eating. Others have said it controls their pain when traditional
medicines have not.

But some senators nonetheless were worried about bucking the federal
government. "I was sworn in to uphold that law," said Sen. Julius
Canns, R-Caledonia.

Leddy and other members of the Health and Welfare and Judiciary
committees said they put a number of provisions in the bill to protect
against abuse.

Marijuana would still be illegal for recreational use. "The sale of
marijuana is illegal; the possession of marijuana is illegal," said
Sen. John Bloomer, R-Rutland. "We've created an exemption from

To qualify for such an exemption, someone would have to be suffering
from cancer, glaucoma, multiple sclerosis, HIV, AIDS of diseases that
produce "severe, persistent and intractable symptoms," such as
nausea or pain.

They then would have to obtain a special card from the state
indicating that they were using marijuana for medical purposes. They
could possess no more than 2 ounces, three mature plants or four
immature plants.

The marijuana would have to be kept under lock and key and patients
could only grow marijuana indoors in a locked room.

Currently, Alaska, California, Colorado, Hawaii, Maine, Nevada, Oregon
and Washington have laws allowing the medical use of marijuana.

The Vermont bill, if it wins final approval Thursday, still needs to
pass the House, where it faces an uncertain future.

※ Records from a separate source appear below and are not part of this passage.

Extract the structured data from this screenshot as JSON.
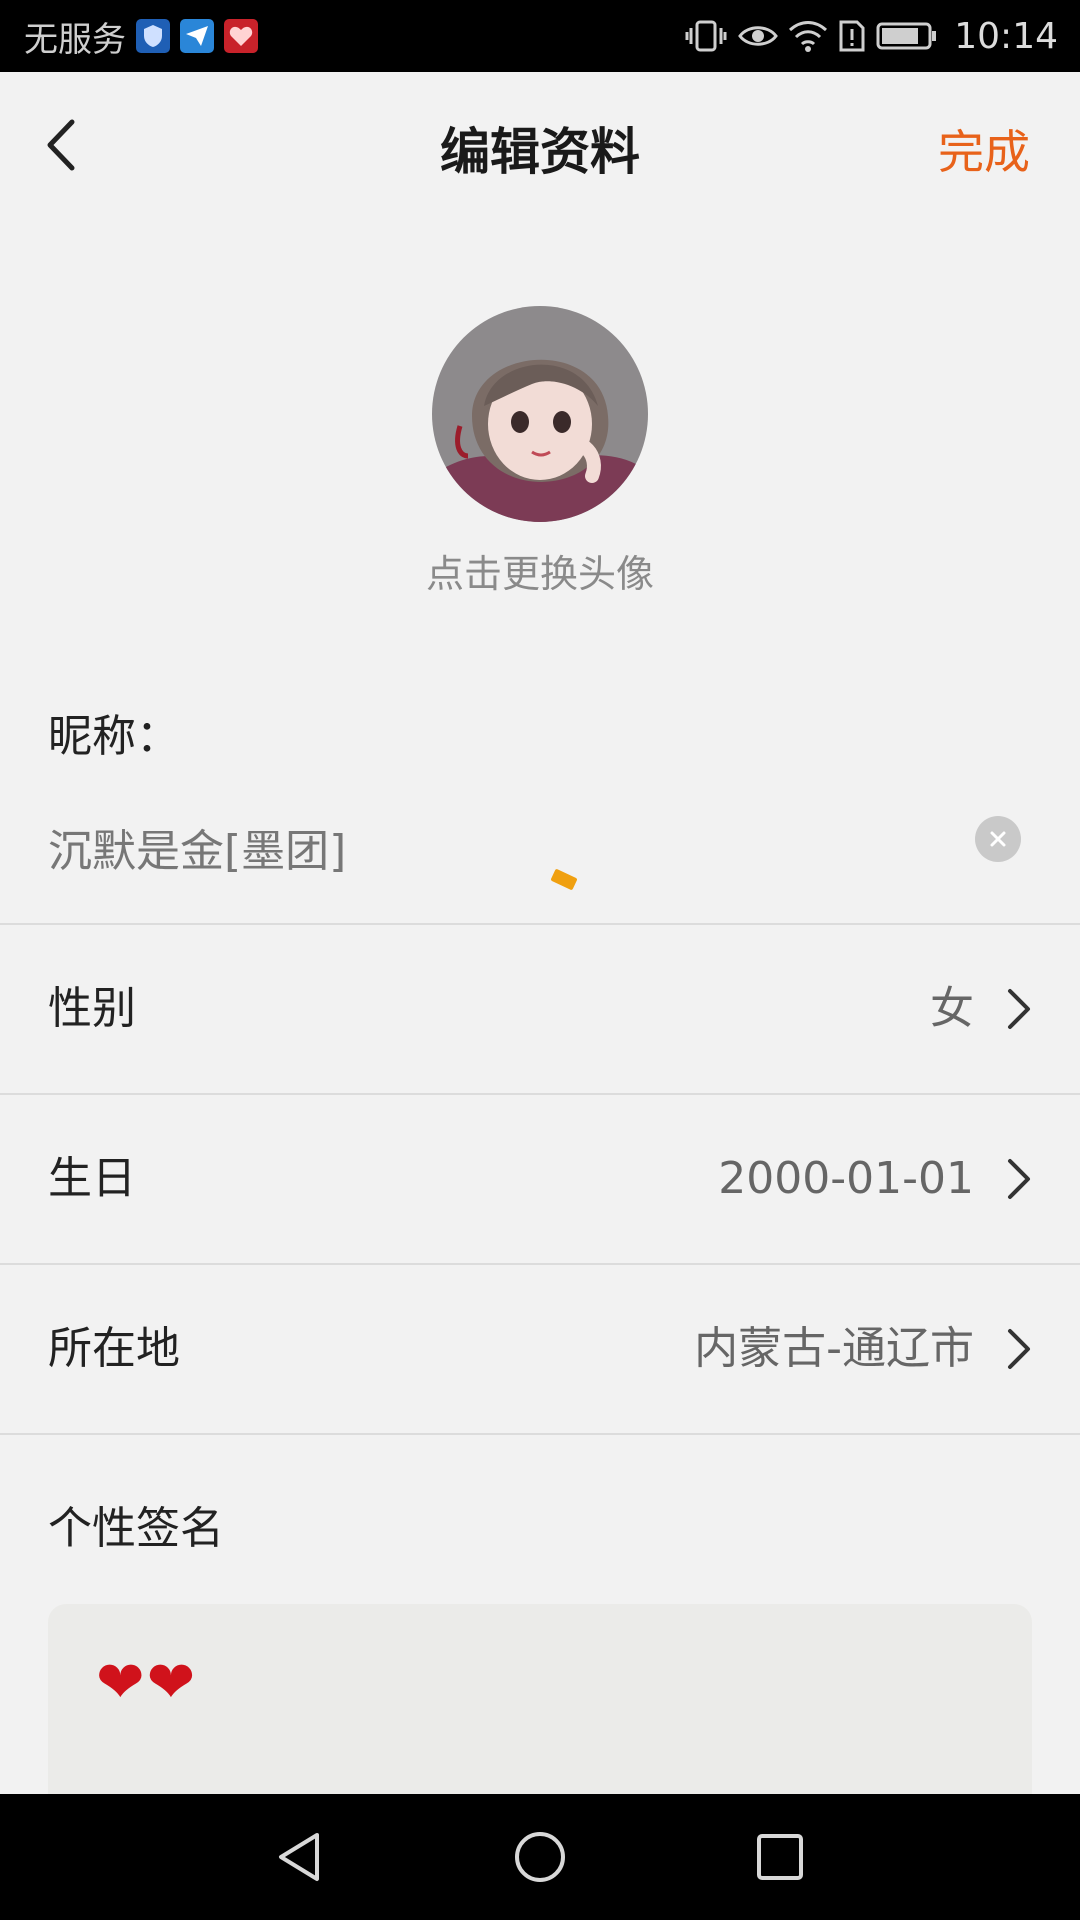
{
  "status_bar": {
    "carrier": "无服务",
    "time": "10:14",
    "icons": [
      "shield-app-icon",
      "paper-plane-app-icon",
      "heart-app-icon",
      "vibrate-icon",
      "eye-icon",
      "wifi-icon",
      "alert-sim-icon",
      "battery-icon"
    ]
  },
  "header": {
    "title": "编辑资料",
    "done_label": "完成",
    "back_icon": "chevron-left-icon"
  },
  "avatar": {
    "hint": "点击更换头像"
  },
  "nickname": {
    "label": "昵称：",
    "value": "沉默是金[墨团]"
  },
  "rows": [
    {
      "label": "性别",
      "value": "女"
    },
    {
      "label": "生日",
      "value": "2000-01-01"
    },
    {
      "label": "所在地",
      "value": "内蒙古-通辽市"
    }
  ],
  "signature": {
    "label": "个性签名",
    "value": "❤❤"
  },
  "colors": {
    "accent": "#e8621a",
    "background": "#f2f2f2",
    "heart": "#d0121b"
  }
}
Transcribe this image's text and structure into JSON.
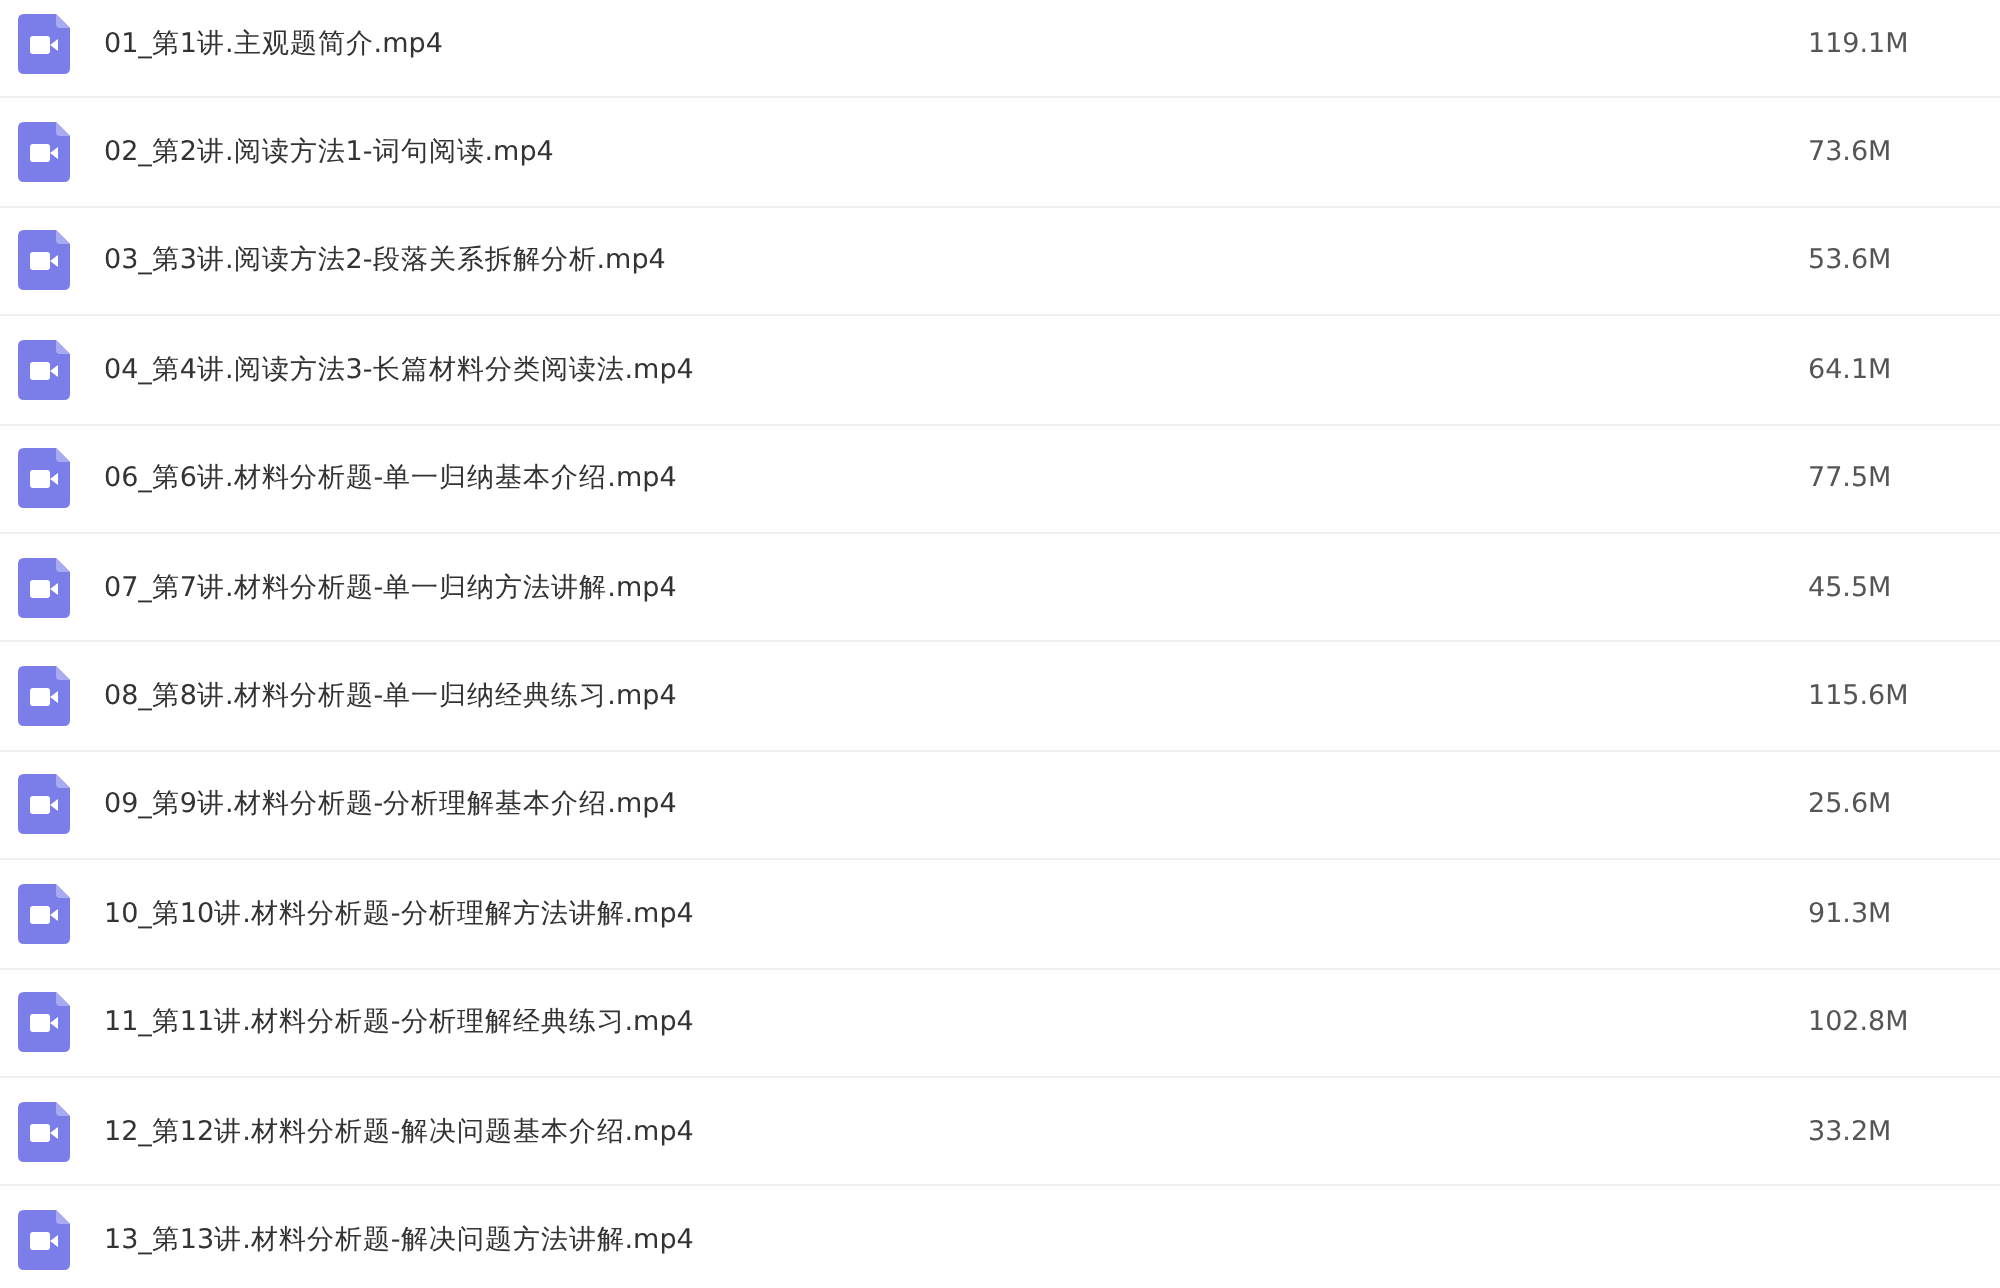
{
  "files": [
    {
      "name": "01_第1讲.主观题简介.mp4",
      "size": "119.1M"
    },
    {
      "name": "02_第2讲.阅读方法1-词句阅读.mp4",
      "size": "73.6M"
    },
    {
      "name": "03_第3讲.阅读方法2-段落关系拆解分析.mp4",
      "size": "53.6M"
    },
    {
      "name": "04_第4讲.阅读方法3-长篇材料分类阅读法.mp4",
      "size": "64.1M"
    },
    {
      "name": "06_第6讲.材料分析题-单一归纳基本介绍.mp4",
      "size": "77.5M"
    },
    {
      "name": "07_第7讲.材料分析题-单一归纳方法讲解.mp4",
      "size": "45.5M"
    },
    {
      "name": "08_第8讲.材料分析题-单一归纳经典练习.mp4",
      "size": "115.6M"
    },
    {
      "name": "09_第9讲.材料分析题-分析理解基本介绍.mp4",
      "size": "25.6M"
    },
    {
      "name": "10_第10讲.材料分析题-分析理解方法讲解.mp4",
      "size": "91.3M"
    },
    {
      "name": "11_第11讲.材料分析题-分析理解经典练习.mp4",
      "size": "102.8M"
    },
    {
      "name": "12_第12讲.材料分析题-解决问题基本介绍.mp4",
      "size": "33.2M"
    },
    {
      "name": "13_第13讲.材料分析题-解决问题方法讲解.mp4"
    }
  ]
}
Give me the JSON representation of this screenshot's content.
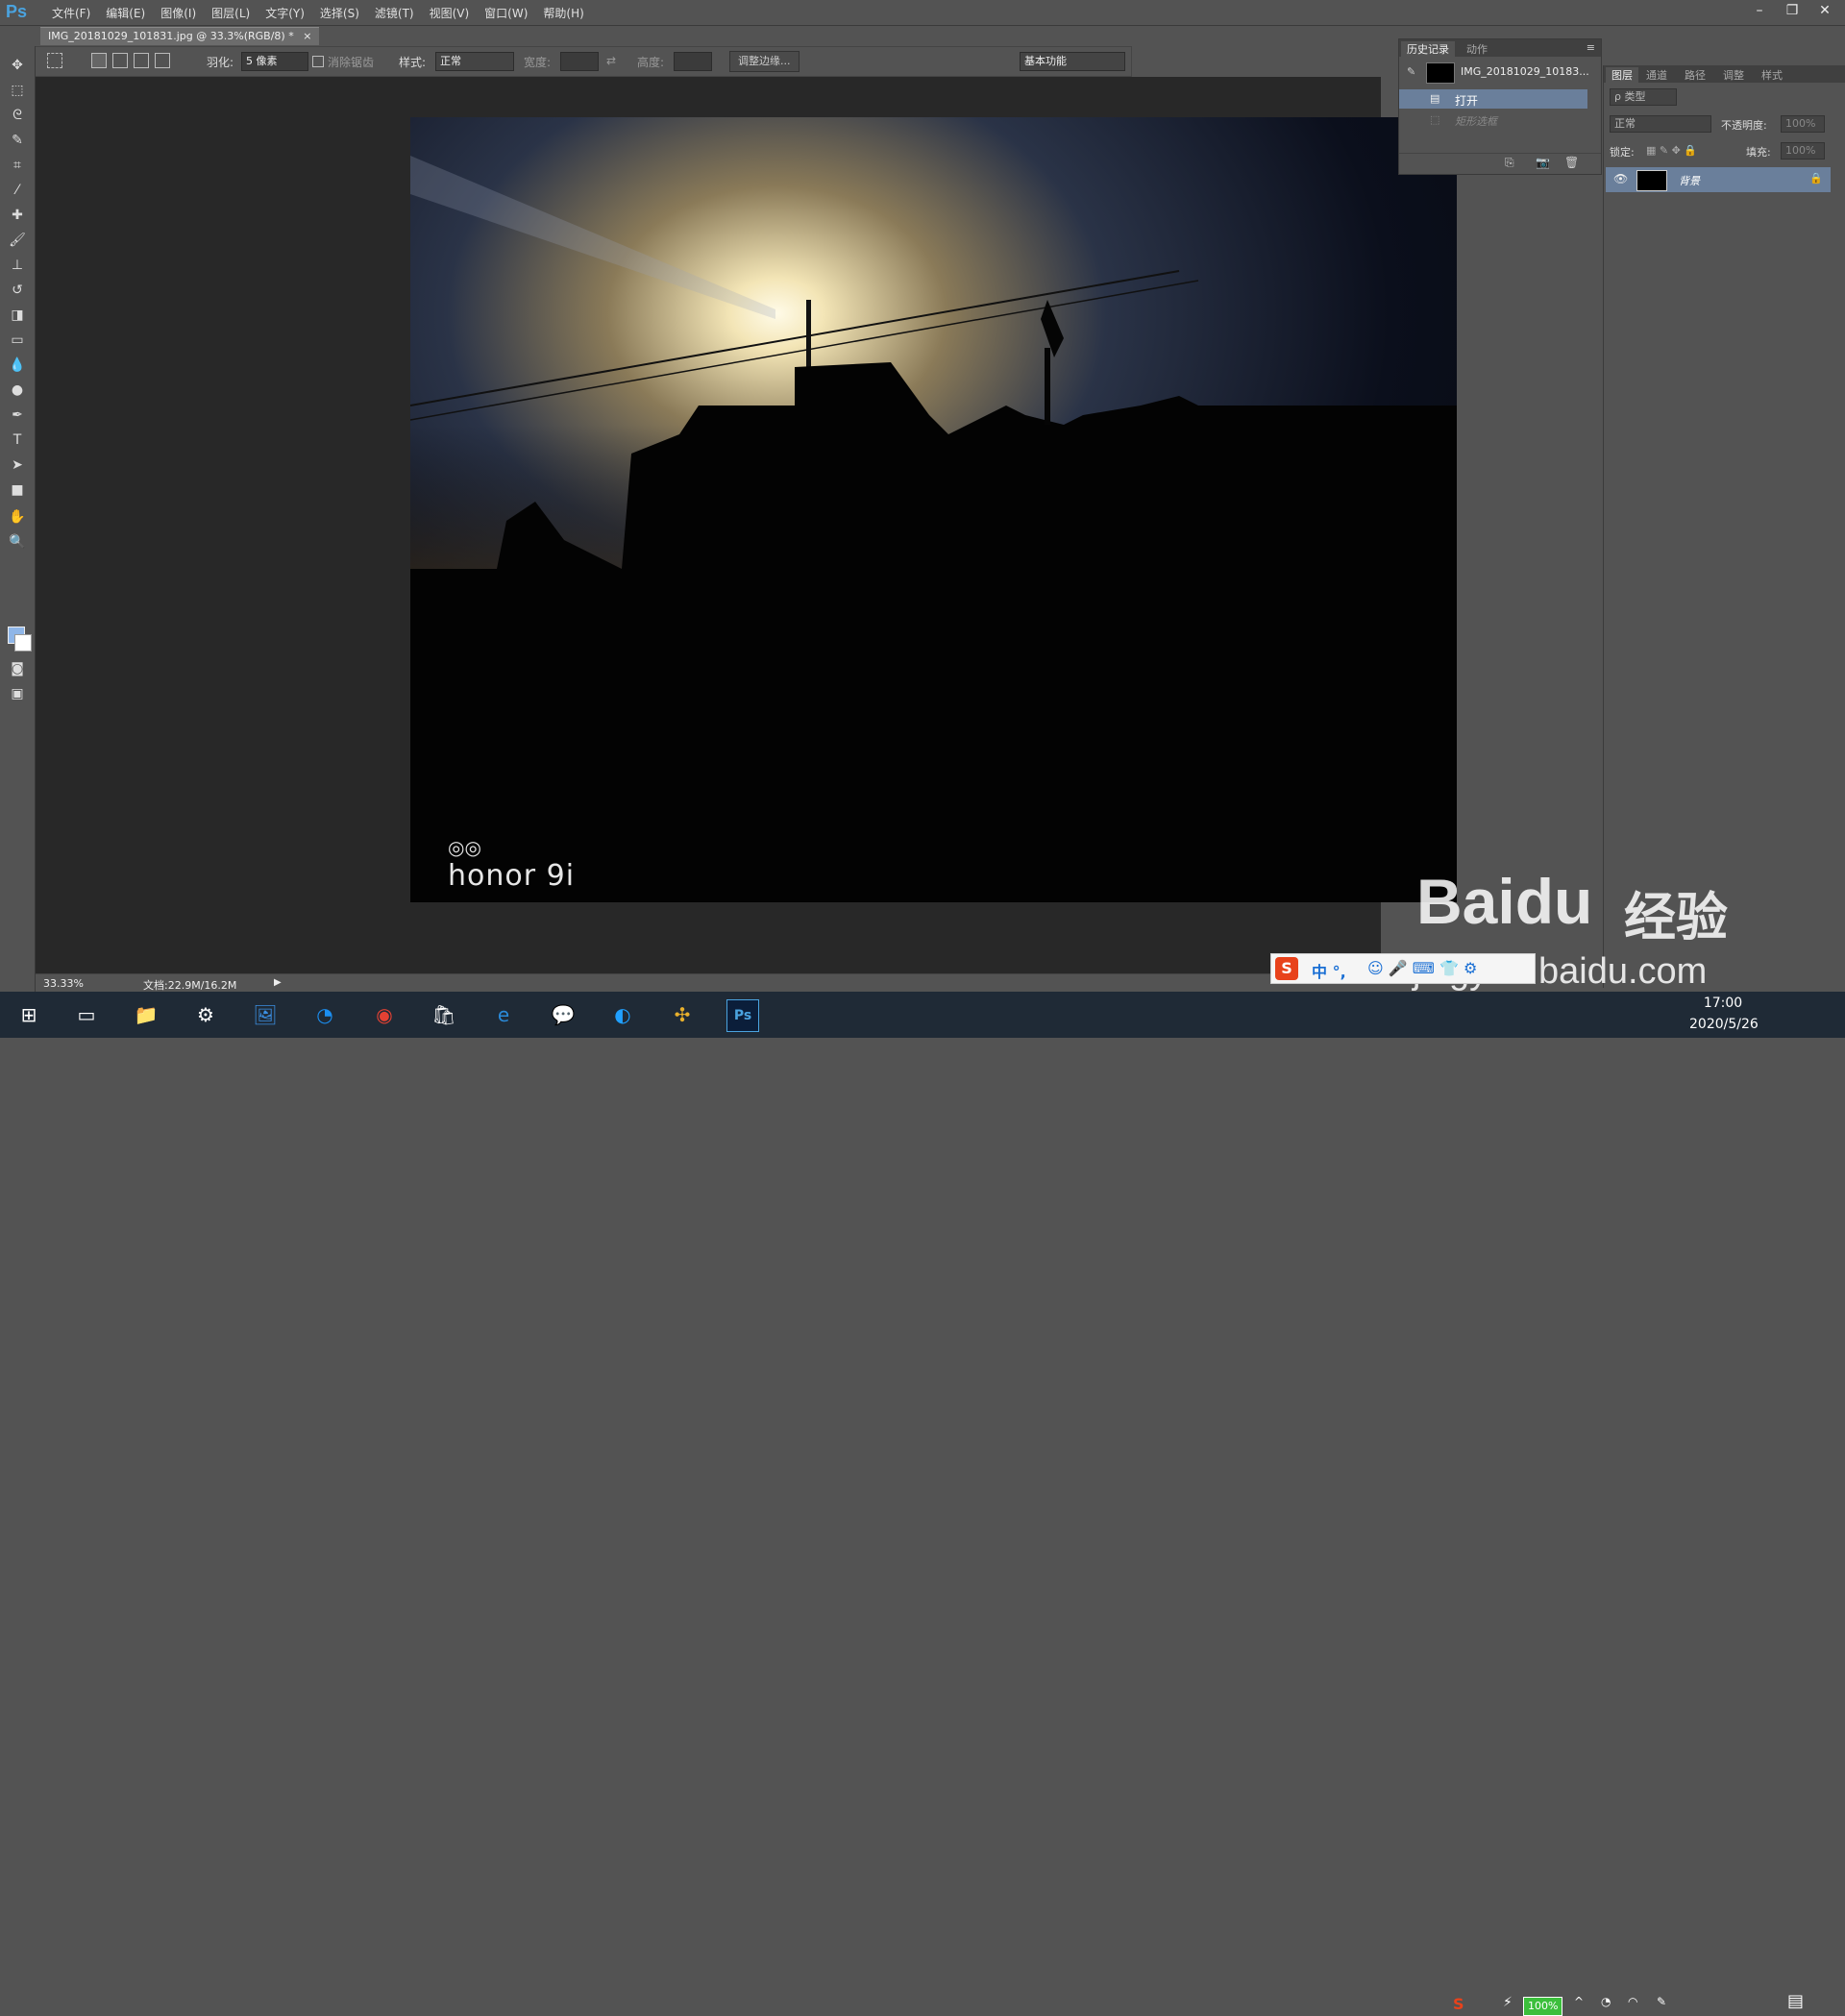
{
  "app": {
    "logo": "Ps",
    "menu": [
      "文件(F)",
      "编辑(E)",
      "图像(I)",
      "图层(L)",
      "文字(Y)",
      "选择(S)",
      "滤镜(T)",
      "视图(V)",
      "窗口(W)",
      "帮助(H)"
    ],
    "window_controls": [
      "–",
      "❐",
      "✕"
    ]
  },
  "document": {
    "tab_title": "IMG_20181029_101831.jpg @ 33.3%(RGB/8) *",
    "tab_close": "×",
    "watermark_brand": "honor 9i"
  },
  "options_bar": {
    "feather_label": "羽化:",
    "feather_value": "5 像素",
    "antialias_label": "消除锯齿",
    "style_label": "样式:",
    "style_value": "正常",
    "width_label": "宽度:",
    "height_label": "高度:",
    "refine_edge_button": "调整边缘...",
    "workspace_value": "基本功能"
  },
  "history_panel": {
    "tabs": [
      "历史记录",
      "动作"
    ],
    "snapshot_name": "IMG_20181029_10183...",
    "steps": [
      "打开",
      "矩形选框"
    ]
  },
  "layers_panel": {
    "tabs": [
      "图层",
      "通道",
      "路径",
      "调整",
      "样式"
    ],
    "filter_label": "ρ 类型",
    "blend_mode": "正常",
    "opacity_label": "不透明度:",
    "opacity_value": "100%",
    "lock_label": "锁定:",
    "fill_label": "填充:",
    "fill_value": "100%",
    "layers": [
      {
        "name": "背景"
      }
    ]
  },
  "status_bar": {
    "zoom": "33.33%",
    "doc_size": "文档:22.9M/16.2M"
  },
  "ime": {
    "logo": "S",
    "mode": "中 °,"
  },
  "watermark": {
    "baidu": "Baidu",
    "jingyan": "经验",
    "url": "jingyan.baidu.com"
  },
  "taskbar": {
    "battery": "100%",
    "time": "17:00",
    "date": "2020/5/26"
  },
  "colors": {
    "selection_blue": "#6a7f9b",
    "foreground": "#8fb6e8",
    "background": "#ffffff"
  }
}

And Gov. James Douglas repeated again that he didn't like the bill,
although he refused to say he'd veto it if it reached him. "I'm not
prepared to support that," Douglas said.